The stress of chronic illness and caregiver burnout is very real. Finding a specialist and supportive resources is not always easy and can be extremely tine consuming. Having to navigate the medical system to find an effective treatment path, only adds to the emotional stress that families of kids with rare or multi-system complex conditions are already facing. Parents need to be put in touch with support resources early on. If you are a parent who is struggling and needs mental health support, it is okay to admit it and ask for help.
Yet research shows that parents whose children have special health needs are not being given much help. A study based on a 2010 National Survey of Children with Special Health Care Needs collected data on over 40,000 parents and determined parents provide nearly $36 billion dollars worth of care each year. Families are forced to take on these added responsibilities, but this care can often have a personal cost. A 2021 NIH study shows that this problem is not getting better with 43% of parents still reporting that they are in need of more support.
Parents of chronically ill children need more support. Criminalizing them in complicated medical situations and traumatizing children by taking them from their families is NOT the answer – compassion, education, guidance and more psychological assistance and support for families IS. Physicians, hospitals and child protective services need to re-evaluate the current intervention model and work together with rare disease families and patient organizations to find a better way. If you are a parent who is struggling with stress, please plug in online or find a condition specific support group to connect with other people who understand.
There are also organizations that can help if you feel your parental rights may be jeopardized due to your child’s medical situation

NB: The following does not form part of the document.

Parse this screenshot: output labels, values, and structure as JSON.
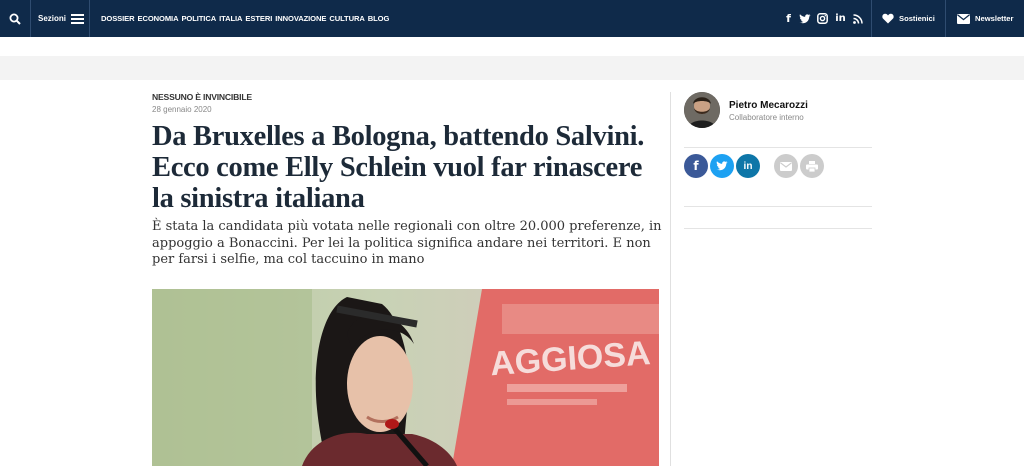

Our hearts are broken with the loss of a beautiful mom, but rare disease parents and nonprofits will continue to work and support all families of children living with rare disease and complex pain conditions.
RIP Mama B – you are not forgotten